Task goal => Pictures are not part of the copy; retype all the records below exactly.

Data to examine =>

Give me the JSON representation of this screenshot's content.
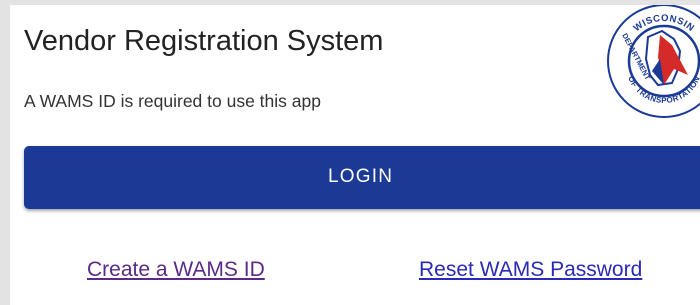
{
  "app": {
    "title": "Vendor Registration System",
    "subtitle": "A WAMS ID is required to use this app"
  },
  "logo": {
    "icon": "wisconsin-dot-seal-icon",
    "text_top": "WISCONSIN",
    "text_left": "DEPARTMENT",
    "text_bottom": "OF TRANSPORTATION",
    "colors": {
      "ring": "#1b3a96",
      "map": "#ffffff",
      "arrow": "#d42a2a"
    }
  },
  "login": {
    "label": "LOGIN",
    "color": "#1b3a96"
  },
  "links": {
    "create": "Create a WAMS ID",
    "reset": "Reset WAMS Password",
    "create_color": "#5b2a86",
    "reset_color": "#2a2ab8"
  }
}
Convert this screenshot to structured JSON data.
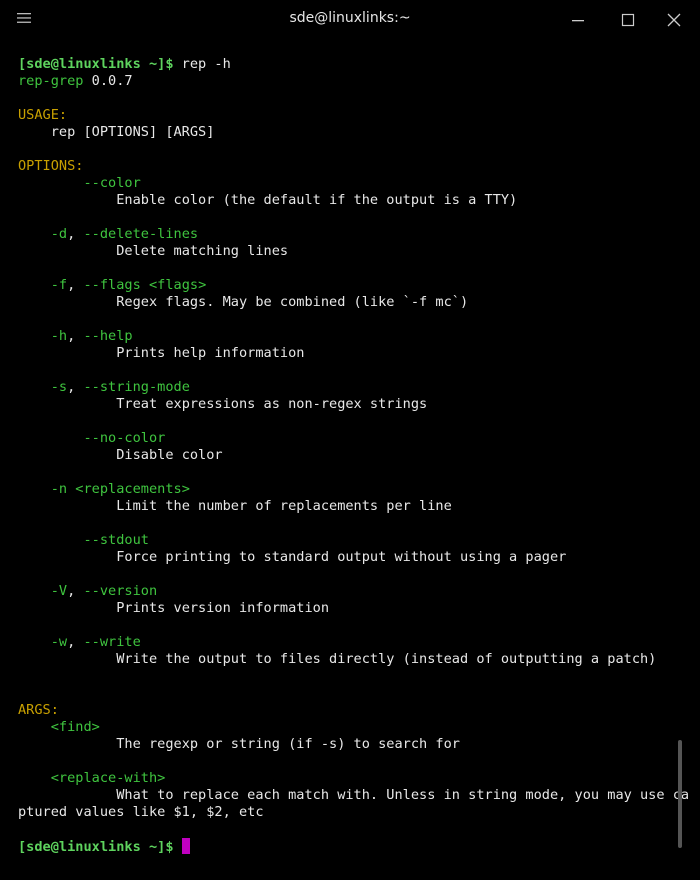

Completed task =>
Give me the JSON representation of this screenshot's content.
{
  "app": {
    "title": "Vendor Registration System",
    "subtitle": "A WAMS ID is required to use this app"
  },
  "logo": {
    "icon": "wisconsin-dot-seal-icon",
    "text_top": "WISCONSIN",
    "text_left": "DEPARTMENT",
    "text_bottom": "OF TRANSPORTATION",
    "colors": {
      "ring": "#1b3a96",
      "map": "#ffffff",
      "arrow": "#d42a2a"
    }
  },
  "login": {
    "label": "LOGIN",
    "color": "#1b3a96"
  },
  "links": {
    "create": "Create a WAMS ID",
    "reset": "Reset WAMS Password",
    "create_color": "#5b2a86",
    "reset_color": "#2a2ab8"
  }
}
Convert this screenshot to structured JSON data.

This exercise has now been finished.